Closing out the “Injustice 2” saga, a combination of flashback and modern story bring with it a roller coaster of emotions.
Written by Tom Taylor
Illustrated by Bruno Redondo
Colored by Rex Lokus
Lettered by Wes Abbott
Injustice 2 ends here—so as the story segues into/sets up the Injustice 2 video game, we take one final look back. Batman and Superman’s alliance was torn apart years ago by the events of Injustice. But when Bruce Wayne receives unexpected visitors, he is reminded of a happier time when Clark was his savior. A time of the World’s Finest friendship.
The writing of the “Injustice 2” comic has had its ups and downs. Unlike that for the first Injustice video game’s prequel comic series, the story didn’t really come to an overall conclusion that led directly into the video game, but rather just… ended. As such, part of Tom Taylor’s story to tell in this annual, ‘The World’s Finest,’ is to close the emotional beats, to settle some things before the story can move forward. In this respect, Taylor performs marvelously.
Cutting between the appearance of Jonathan and Martha Kent in the present day at Stryker’s Island and an adventure eight years prior (roughly two years before the first comic series), Taylor examines the friendship between Superman and Batman, and between their respective families. In the process, there is a lot of time given to certain key members of the families that connect the two, in particular Lois Lane.

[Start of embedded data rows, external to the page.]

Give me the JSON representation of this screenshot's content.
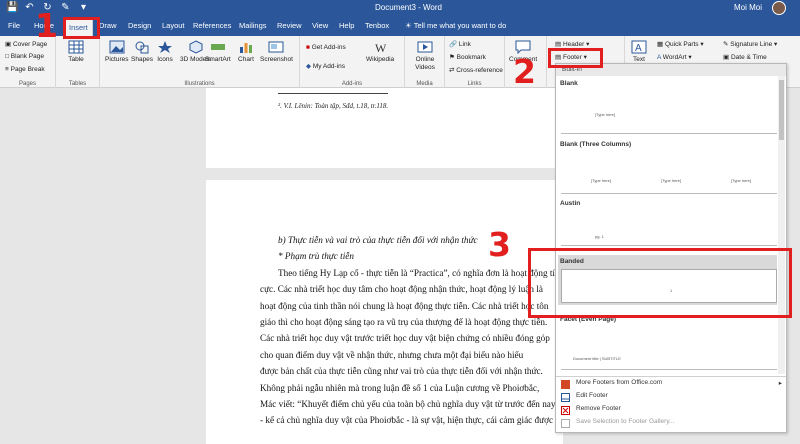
{
  "titlebar": {
    "document_title": "Document3  -  Word",
    "user_name": "Moi Moi"
  },
  "tabs": {
    "items": [
      "File",
      "Home",
      "Insert",
      "Draw",
      "Design",
      "Layout",
      "References",
      "Mailings",
      "Review",
      "View",
      "Help",
      "Tenbox"
    ],
    "active": "Insert",
    "tell_me": "Tell me what you want to do"
  },
  "ribbon": {
    "pages": {
      "cover_page": "Cover Page",
      "blank_page": "Blank Page",
      "page_break": "Page Break",
      "label": "Pages"
    },
    "tables": {
      "table": "Table",
      "label": "Tables"
    },
    "illustrations": {
      "pictures": "Pictures",
      "shapes": "Shapes",
      "icons": "Icons",
      "models": "3D Models",
      "smartart": "SmartArt",
      "chart": "Chart",
      "screenshot": "Screenshot",
      "label": "Illustrations"
    },
    "addins": {
      "get_addins": "Get Add-ins",
      "my_addins": "My Add-ins",
      "wikipedia": "Wikipedia",
      "label": "Add-ins"
    },
    "media": {
      "online_videos": "Online Videos",
      "label": "Media"
    },
    "links": {
      "link": "Link",
      "bookmark": "Bookmark",
      "cross_reference": "Cross-reference",
      "label": "Links"
    },
    "comments": {
      "comment": "Comment"
    },
    "header_footer": {
      "header": "Header",
      "footer": "Footer"
    },
    "text": {
      "text_box": "Text",
      "quick_parts": "Quick Parts",
      "wordart": "WordArt",
      "signature_line": "Signature Line",
      "date_time": "Date & Time"
    }
  },
  "document": {
    "footnote": "². V.I. Lênin: Toàn tập, Sđd, t.18, tr.118.",
    "lines": [
      "b) Thực tiễn và vai trò của thực tiễn đối với nhận thức",
      "* Phạm trù thực tiễn",
      "Theo tiếng Hy Lạp cổ - thực tiễn là “Practica”, có nghĩa đơn là hoạt động tích",
      "cực. Các nhà triết học duy tâm cho hoạt động nhận thức, hoạt động lý luận là",
      "hoạt động của tinh thần nói chung là hoạt động thực tiễn. Các nhà triết học tôn",
      "giáo thì cho hoạt động sáng tạo ra vũ trụ của thượng đế là hoạt động thực tiễn.",
      "Các nhà triết học duy vật trước triết học duy vật biện chứng có nhiều đóng góp",
      "cho quan điểm duy vật về nhận thức, nhưng chưa một đại biểu nào hiểu",
      "được bản chất của thực tiễn cũng như vai trò của thực tiễn đối với nhận thức.",
      "Không phải ngẫu nhiên mà trong luận đề số 1 của Luận cương về Phoiơbắc,",
      "Mác viết: “Khuyết điểm chủ yếu của toàn bộ chủ nghĩa duy vật từ trước đến nay",
      "- kể cả chủ nghĩa duy vật của Phoiơbắc - là sự vật, hiện thực, cái cảm giác được"
    ]
  },
  "footer_gallery": {
    "header": "Built-in",
    "sections": [
      {
        "name": "Blank",
        "thumb_texts": [
          "[Type here]"
        ]
      },
      {
        "name": "Blank (Three Columns)",
        "thumb_texts": [
          "[Type here]",
          "[Type here]",
          "[Type here]"
        ]
      },
      {
        "name": "Austin",
        "thumb_texts": [
          "pg. 1"
        ]
      },
      {
        "name": "Banded",
        "thumb_texts": [
          "1"
        ]
      },
      {
        "name": "Facet (Even Page)",
        "thumb_texts": [
          "Document title | SUBTITLE"
        ]
      }
    ],
    "menu": {
      "more_footers": "More Footers from Office.com",
      "edit_footer": "Edit Footer",
      "remove_footer": "Remove Footer",
      "save_selection": "Save Selection to Footer Gallery..."
    }
  },
  "annotations": {
    "step1": "1",
    "step2": "2",
    "step3": "3"
  },
  "colors": {
    "accent": "#2b579a",
    "annotation": "#e21f1f"
  }
}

Taylor uses Jonathan and Martha Kent to provide some much-needed adult supervision to the feud between their adoptive son and his former best friend. As Jonathan himself says, they had to raise and set boundaries for Superman when he was growing up, so Batman or Bruce Wayne aren’t going to scare them at all. The attitude of constantly letting the wind out of Batman’s cape adds a lot of comedy to the otherwise heartwrenching tale, balancing that levity against the cold hard facts of what the eponymous World’s Finest duo truly need to do, even with Superman being a criminal justifiably behind bars.
Lois Lane has a fair amount of the spotlight in this annual, as Taylor examines just what is missing that broke apart such a hard-forged friendship. She isn’t the damsel in distress needing constant rescuing, nor is she completely on top of everything, but she adds a clear sense of hope for even the smallest, non-superhero people in the DC Universe, showing that they don’t need expert training, powers, or a mask to be effective in protecting the defenseless.

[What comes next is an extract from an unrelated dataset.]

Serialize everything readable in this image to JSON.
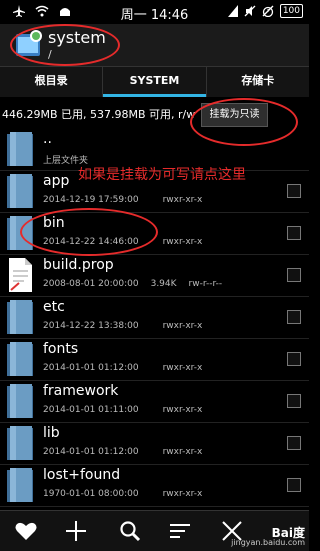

A key element in Taylor’s script is its use of dramatic irony. For extra tragedy, Superman is shown to idolize Batman in the flashback scenario, and for them to work together so very well against criminals, adding to the sense of what was lost when Joker broke the Last Son of Krypton. Furthermore, this dramatic irony is clear in some non-dialogue portions of the script, such as a certain symbol appearing on Brother Eye’s monitors for a single panel to showcase how the events of the Injustice 2 video game are drawing near, elements that readers, but not the characters, would know.
Bruno Redondo’s artwork emphasizes the emotional gravitas of the story, from the linework itself to the perspectives used. Extra emphasis on thicker lines makes for darker imagery overall, especially in later times of day. Thinner lines come up in the daylight, focusing in on the brighter, happier moments of Superman’s heroism, and the thickness also seems to differ depending on how close the person is to the “camera,” so to speak.
Use of light and darkness draws an emphasis on hope and despair. Using a backlight of flames against the silhouetted face of a man on his knees, Redondo manages to draw away all sense of hope at all, leading to surprising changes in tone depending upon exactly how each character deals with said situations by throwing away those silhouettes as the mood changes.
Perspective is absolutely key to the impact of Redondo’s art. A Dutch angle on Lois after a fight showcases how she is much tougher than she appears to be at first glance. On the other hand, a use of a wider angle further away can either create a heartwarming experience (when it comes to Martha and Superman) or a disheartening, overall tear-jerking one (when it comes to Batman visiting the very same inmate) even within the same physical set piece, the Red Sun Prison.Continued below
Rex Lokus adds a lot of depth to the artwork, and thus to the story, with his color choices. The red glow in Superman’s prison is oppressive on one level, but calming on another, giving the idea of Superman being uncomfortable, but people coming in being safer. The most notable use of color comes with the arrival of all of the Intergang assassins. By wreathing the area in flame, giving a backlight of yellows, oranges, and whites that holds up against the dark shadows of their target, they are all that much more menacing, their color schemes somewhat lighter solely due to the flames. By contrast, the immediate action after, with a blue-and-white background, fosters a sense of wonder and joy in readers that eclipses any fear that those criminals may have imposed.
In all, a truly tragic tale to close out the “Injustice 2” comics., bringing everything back around to the beginning and closing out some lingering emotional beats. While it leaves readers potentially wanting more, the feeling differs from the main comic, and is more a general sense of wanting more story after the game’s plotline than any real sense of dissatisfaction.
Final Verdict: 8.5– Tom Taylor’s writing, combined with the expert artwork, colors, and lettering, creates a truly tragic tale to close out the “Injustice 2” comics.